“The constant thing that we hear is: If we don't want to do this job, quit,” said Molly, the teacher based in Florida. “To my knowledge, I've not heard anyone saying that they don't want to do this job. We just don't want to die for it.” She added that the immense pressure being placed on educators especially in her state, where the Parkland shooting took place, has been happening for some time.
Though teachers are considered essential workers in most states, many educators have had trouble just getting an appointment to be vaccinated (which, to be fair, isn’t unique to them), and not all states have opened vaccine eligibility to teachers. According to Becky Pringle, president of the National Education Association, one of the country’s largest teachers unions, appeared on CNBC Wednesday saying almost half of all states still have not prioritized educators for the vaccine, which means that teachers as a specific group are not eligible to receive the vaccine as of yet.
Kara Penna, a high school teacher in New York, compared getting vaccinated to The Hunger Games. She has already received her first dose but said the process of getting the vaccine has been anything but straightforward for teachers.
Penna recalled colleagues using “bogus” links to sign up to receive vaccinations only to be turned away on the day of because it turned out they “didn’t have the appointments that they thought they had.” Penna wonders why the vaccine couldn’t just be administered at schools, where it would be easiest for teachers to receive them. While the CDC says teachers can go back to in-person learning without having had the vaccine, many teachers unions across the country insist educators should be vaccinated first before returning to school. The Biden administration has said it wants schools reopened within the president’s first 100 days in office, but the vaccine rollout has largely been left up to the states.
It’s likely that some teachers will leave the field because of how stressed they have become just trying to do their jobs. “I think about [quitting] every day, every day that I'm there,” Cailtin, the teacher from Texas, told me. “It would be really heartbreaking for me to have to leave and start over doing something else. The reason why I haven't really even considered it is because I don't know where to go next.”
Penna, who has been teaching for 25 years, told me, “People are looking to get out.” She noted how much harder it has become to hire substitute teachers. A woman in her department will go on maternity leave soon, and although the school posted a job for “a long-term sub through the end of the year for a month, we cannot get a single applicant because nobody wants to do subbing.” Part of the reason behind this could be because substitute teachers tend to be “older retirees” who may not have been yet vaccinated, she said. “So if they don't have to work, why would they risk that?”
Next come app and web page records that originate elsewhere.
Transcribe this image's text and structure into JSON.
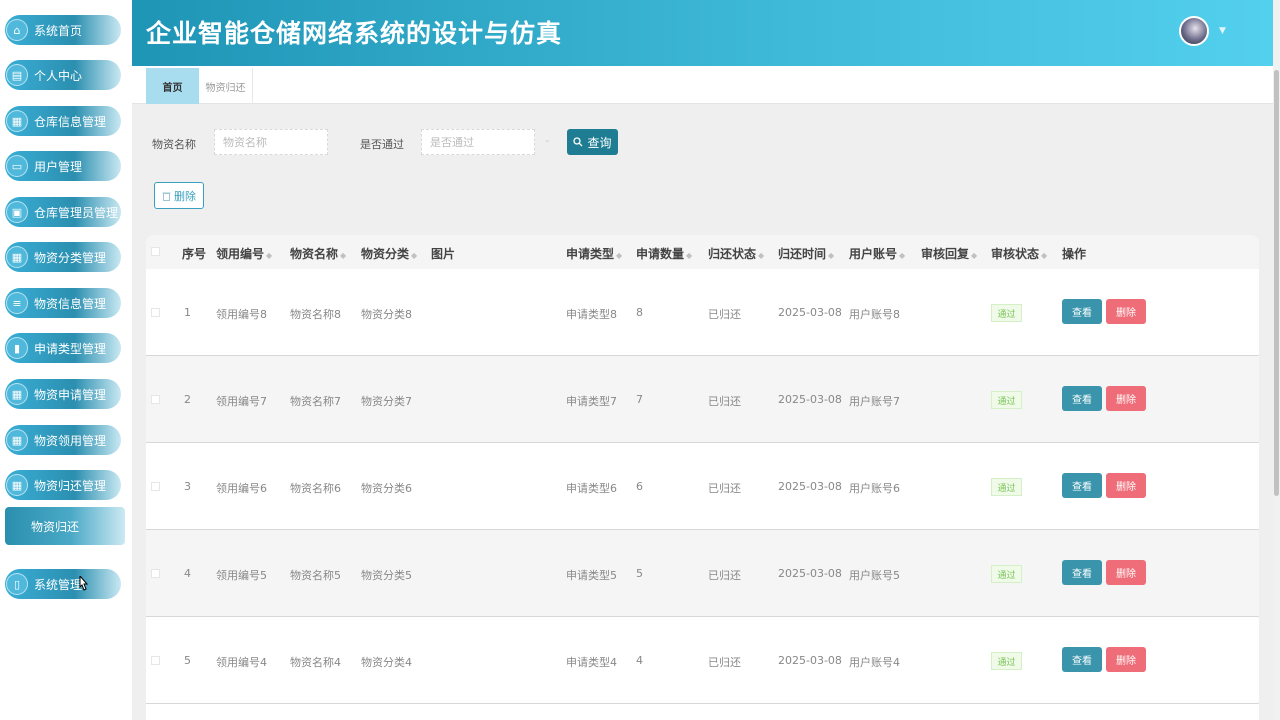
{
  "app": {
    "title": "企业智能仓储网络系统的设计与仿真"
  },
  "sidebar": {
    "items": [
      {
        "label": "系统首页",
        "icon": "home-icon"
      },
      {
        "label": "个人中心",
        "icon": "id-card-icon"
      },
      {
        "label": "仓库信息管理",
        "icon": "chart-icon"
      },
      {
        "label": "用户管理",
        "icon": "monitor-icon"
      },
      {
        "label": "仓库管理员管理",
        "icon": "briefcase-icon"
      },
      {
        "label": "物资分类管理",
        "icon": "grid-icon"
      },
      {
        "label": "物资信息管理",
        "icon": "sliders-icon"
      },
      {
        "label": "申请类型管理",
        "icon": "bar-chart-icon"
      },
      {
        "label": "物资申请管理",
        "icon": "grid-icon"
      },
      {
        "label": "物资领用管理",
        "icon": "grid-icon"
      },
      {
        "label": "物资归还管理",
        "icon": "grid-icon"
      },
      {
        "label": "系统管理",
        "icon": "book-icon"
      }
    ],
    "sub_item": "物资归还"
  },
  "tabs": [
    {
      "label": "首页",
      "active": true
    },
    {
      "label": "物资归还",
      "active": false
    }
  ],
  "search": {
    "name_label": "物资名称",
    "name_placeholder": "物资名称",
    "pass_label": "是否通过",
    "pass_placeholder": "是否通过",
    "search_button": "查询",
    "delete_button": "删除"
  },
  "table": {
    "headers": [
      "序号",
      "领用编号",
      "物资名称",
      "物资分类",
      "图片",
      "申请类型",
      "申请数量",
      "归还状态",
      "归还时间",
      "用户账号",
      "审核回复",
      "审核状态",
      "操作"
    ],
    "rows": [
      {
        "idx": "1",
        "code": "领用编号8",
        "name": "物资名称8",
        "cat": "物资分类8",
        "type": "申请类型8",
        "qty": "8",
        "status": "已归还",
        "time": "2025-03-08",
        "user": "用户账号8",
        "audit": "通过"
      },
      {
        "idx": "2",
        "code": "领用编号7",
        "name": "物资名称7",
        "cat": "物资分类7",
        "type": "申请类型7",
        "qty": "7",
        "status": "已归还",
        "time": "2025-03-08",
        "user": "用户账号7",
        "audit": "通过"
      },
      {
        "idx": "3",
        "code": "领用编号6",
        "name": "物资名称6",
        "cat": "物资分类6",
        "type": "申请类型6",
        "qty": "6",
        "status": "已归还",
        "time": "2025-03-08",
        "user": "用户账号6",
        "audit": "通过"
      },
      {
        "idx": "4",
        "code": "领用编号5",
        "name": "物资名称5",
        "cat": "物资分类5",
        "type": "申请类型5",
        "qty": "5",
        "status": "已归还",
        "time": "2025-03-08",
        "user": "用户账号5",
        "audit": "通过"
      },
      {
        "idx": "5",
        "code": "领用编号4",
        "name": "物资名称4",
        "cat": "物资分类4",
        "type": "申请类型4",
        "qty": "4",
        "status": "已归还",
        "time": "2025-03-08",
        "user": "用户账号4",
        "audit": "通过"
      }
    ],
    "view_label": "查看",
    "delete_label": "删除"
  },
  "colors": {
    "header_start": "#1f95b6",
    "header_end": "#53d0ee",
    "accent": "#1e7d92",
    "danger": "#ee6d78",
    "success": "#7cc35a"
  }
}
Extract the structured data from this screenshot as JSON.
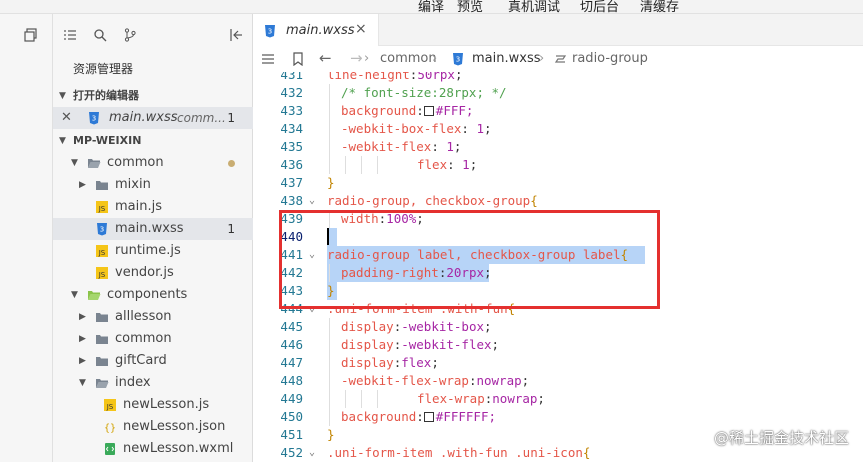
{
  "top_menu": [
    "编译",
    "预览",
    "真机调试",
    "切后台",
    "清缓存"
  ],
  "sidebar": {
    "title": "资源管理器",
    "open_editors": {
      "label": "打开的编辑器",
      "item": {
        "name": "main.wxss",
        "path": "comm...",
        "badge": "1"
      }
    },
    "project": {
      "label": "MP-WEIXIN"
    },
    "tree": [
      {
        "name": "common",
        "type": "folder",
        "state": "expanded",
        "modified_dot": true
      },
      {
        "name": "mixin",
        "type": "folder",
        "state": "collapsed"
      },
      {
        "name": "main.js",
        "type": "js"
      },
      {
        "name": "main.wxss",
        "type": "wxss",
        "badge": "1",
        "selected": true
      },
      {
        "name": "runtime.js",
        "type": "js"
      },
      {
        "name": "vendor.js",
        "type": "js"
      },
      {
        "name": "components",
        "type": "folder",
        "state": "expanded"
      },
      {
        "name": "alllesson",
        "type": "folder",
        "state": "collapsed"
      },
      {
        "name": "common",
        "type": "folder",
        "state": "collapsed"
      },
      {
        "name": "giftCard",
        "type": "folder",
        "state": "collapsed"
      },
      {
        "name": "index",
        "type": "folder",
        "state": "expanded"
      },
      {
        "name": "newLesson.js",
        "type": "js"
      },
      {
        "name": "newLesson.json",
        "type": "json"
      },
      {
        "name": "newLesson.wxml",
        "type": "wxml"
      }
    ]
  },
  "editor": {
    "tab": {
      "name": "main.wxss",
      "close": "×"
    },
    "breadcrumb": [
      "common",
      "main.wxss",
      "radio-group"
    ],
    "lines": [
      {
        "n": "431",
        "text": "line-height:50rpx;"
      },
      {
        "n": "432",
        "text": "/* font-size:28rpx; */"
      },
      {
        "n": "433",
        "text": "background:",
        "swatch": true,
        "val": "#FFF;"
      },
      {
        "n": "434",
        "text": "-webkit-box-flex: 1;"
      },
      {
        "n": "435",
        "text": "-webkit-flex: 1;"
      },
      {
        "n": "436",
        "text": "flex: 1;"
      },
      {
        "n": "437",
        "text": "}"
      },
      {
        "n": "438",
        "text": "radio-group, checkbox-group{"
      },
      {
        "n": "439",
        "text": "width:100%;"
      },
      {
        "n": "440",
        "text": ""
      },
      {
        "n": "441",
        "text": "radio-group label, checkbox-group label{"
      },
      {
        "n": "442",
        "text": "padding-right:20rpx;"
      },
      {
        "n": "443",
        "text": "}"
      },
      {
        "n": "444",
        "text": ".uni-form-item .with-fun{"
      },
      {
        "n": "445",
        "text": "display:-webkit-box;"
      },
      {
        "n": "446",
        "text": "display:-webkit-flex;"
      },
      {
        "n": "447",
        "text": "display:flex;"
      },
      {
        "n": "448",
        "text": "-webkit-flex-wrap:nowrap;"
      },
      {
        "n": "449",
        "text": "flex-wrap:nowrap;"
      },
      {
        "n": "450",
        "text": "background:",
        "swatch": true,
        "val": "#FFFFFF;"
      },
      {
        "n": "451",
        "text": "}"
      },
      {
        "n": "452",
        "text": ".uni-form-item .with-fun .uni-icon{"
      }
    ]
  },
  "watermark": "@稀土掘金技术社区"
}
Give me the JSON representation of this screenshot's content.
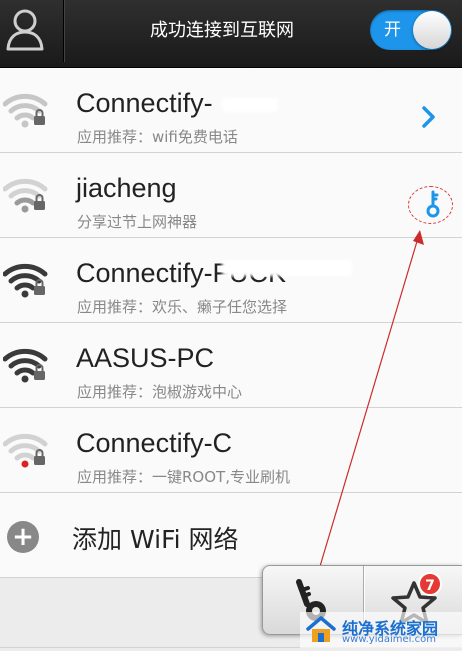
{
  "header": {
    "title": "成功连接到互联网",
    "toggle_label": "开"
  },
  "networks": [
    {
      "name": "Connectify-",
      "subtitle": "应用推荐：wifi免费电话",
      "action": "chevron-right-icon",
      "signal": "full"
    },
    {
      "name": "jiacheng",
      "subtitle": "分享过节上网神器",
      "action": "key-icon",
      "signal": "weak"
    },
    {
      "name": "Connectify-FUCK",
      "subtitle": "应用推荐：欢乐、癞子任您选择",
      "action": "",
      "signal": "full"
    },
    {
      "name": "AASUS-PC",
      "subtitle": "应用推荐：泡椒游戏中心",
      "action": "",
      "signal": "full"
    },
    {
      "name": "Connectify-C",
      "subtitle": "应用推荐：一键ROOT,专业刷机",
      "action": "",
      "signal": "none"
    }
  ],
  "add_network": {
    "label": "添加 WiFi 网络"
  },
  "dock": {
    "badge_count": "7"
  },
  "watermark": {
    "title": "纯净系统家园",
    "url": "www.yidaimei.com"
  },
  "colors": {
    "accent": "#1d95ea",
    "header_bg": "#222222",
    "badge": "#e53935",
    "annotation": "#dd3333"
  }
}
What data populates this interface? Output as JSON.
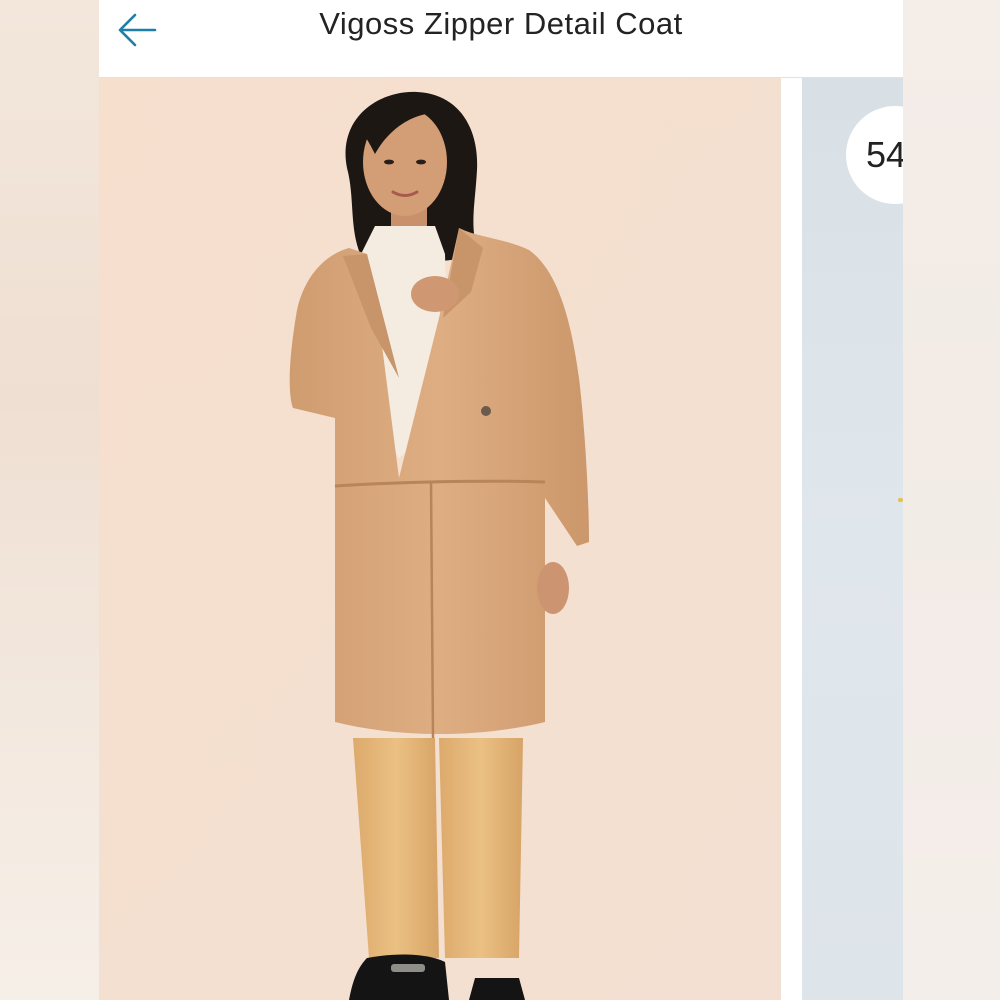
{
  "header": {
    "back_icon": "arrow-left-icon",
    "title": "Vigoss Zipper Detail Coat"
  },
  "carousel": {
    "main_image": "Woman wearing a tan teddy zipper-detail coat over a cream turtleneck with tan pants and black loafers",
    "next_card": {
      "label": "54"
    }
  },
  "colors": {
    "accent": "#1f7fa6",
    "photo_background": "#f5e1d1",
    "coat": "#d9a97c",
    "pants": "#e3b577",
    "next_card_background": "#dde4ea"
  }
}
“Constantly being told that you are the problem, that you're selfish, that you're ungrateful, that you could be replaced, that takes a toll,” said Boothe, the ESL teacher. She added that her job is one in which there is no space to be candid about how she and her colleagues across the country are struggling: “You always have to be on for the kids and act like everything's fine.” ●
The last name and photo of one of the people interviewed for this story have been removed at their request.